On the subject of artists who influenced the album, the trio ensured the tracks themselves dictated the direction the music took. ‘In the studio we tend not to namecheck other bands or artists it is generally a case of trying to follow the song’ Nick says. ‘You get in that creative place and pop this or that down and the track evolves, I think that is how we all work. I know I have worked with people who say, ‘Let's make this like so and so’ and I am always amazed as it seems like you are cutting that creative thing right down the middle, you might as well give up and go and listen to so and so and not spend hours working on your own music.

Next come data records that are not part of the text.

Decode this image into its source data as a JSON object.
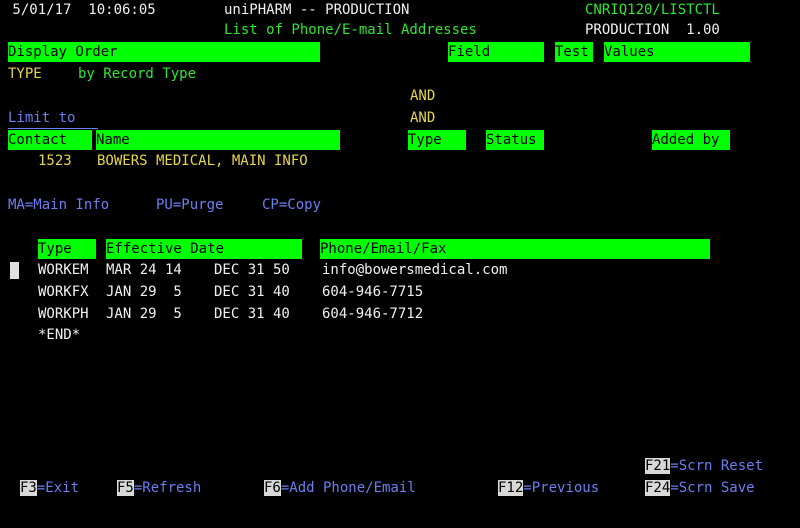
{
  "header": {
    "datetime": " 5/01/17  10:06:05",
    "app_title": "uniPHARM -- PRODUCTION",
    "screen_id": "CNRIQ120/LISTCTL",
    "screen_title": "List of Phone/E-mail Addresses",
    "env_label": "PRODUCTION  1.00"
  },
  "filter_headers": {
    "display_order": "Display Order",
    "field": "Field",
    "test": "Test",
    "values": "Values"
  },
  "type_row": {
    "label": "TYPE",
    "value": "by Record Type"
  },
  "and_1": "AND",
  "limit_to": "Limit to",
  "and_2": "AND",
  "contact_headers": {
    "contact": "Contact",
    "name": "Name",
    "type": "Type",
    "status": "Status",
    "added_by": "Added by"
  },
  "contact": {
    "number": "1523",
    "name": "BOWERS MEDICAL, MAIN INFO"
  },
  "options": {
    "ma": "MA=Main Info",
    "pu": "PU=Purge",
    "cp": "CP=Copy"
  },
  "list_headers": {
    "type": "Type",
    "effective_date": "Effective Date",
    "phone_email_fax": "Phone/Email/Fax"
  },
  "rows": [
    {
      "type": "WORKEM",
      "eff_from": "MAR 24 14",
      "eff_to": "DEC 31 50",
      "value": "info@bowersmedical.com"
    },
    {
      "type": "WORKFX",
      "eff_from": "JAN 29  5",
      "eff_to": "DEC 31 40",
      "value": "604-946-7715"
    },
    {
      "type": "WORKPH",
      "eff_from": "JAN 29  5",
      "eff_to": "DEC 31 40",
      "value": "604-946-7712"
    }
  ],
  "end_marker": "*END*",
  "fkeys": {
    "f21_key": "F21",
    "f21_label": "=Scrn Reset",
    "f3_key": "F3",
    "f3_label": "=Exit",
    "f5_key": "F5",
    "f5_label": "=Refresh",
    "f6_key": "F6",
    "f6_label": "=Add Phone/Email",
    "f12_key": "F12",
    "f12_label": "=Previous",
    "f24_key": "F24",
    "f24_label": "=Scrn Save"
  }
}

We all love music and new music, though, so I am sure we were excited about stuff while making this album.’

On the subject of new music with shoegazing hugely back in vogue and psychedelia becoming an ever-expanding genre taking on new permutations each year, are there any standout groups working in that sphere for you at present? ‘We’re not sure who they are as we've always loved any psychedelic bands, but I suppose now people drop shoegaze in there too’ Nick says. ‘Neon Indian, Youth Lagoon and (Sonic Cathedral labelmates) Younghusband are all great.’

With the three brothers all engaged on solo projects and with Slowdive recently reactivated, do you think Black Hearted Brother will be a one-off project or is there more to follow? ‘We'd like to do more and I think it will happen a lot quicker next time around now that we know more about this method of making music’ Nick says. ‘Another advantage to touring this would be that we could do some recording on the road too. We are already bookmarking ideas for the others to attack. What is really exciting for us is we have no idea what form, sound or shape it will take on.’

As what comes beyond the EP in 2014, the plan is straightforward. ‘Getting this material together for playing live, we are working it out now and looking forward to getting this out on the road’ Nick states. ‘I think it will take on a new dimension live. Some extra musicians, some video projections, mad lights and whatever else we come up with to make it fun, inspiring and truly psychedelic to watch BHB.’

Got Your Love EP is released through Sonic Cathedral on March 31st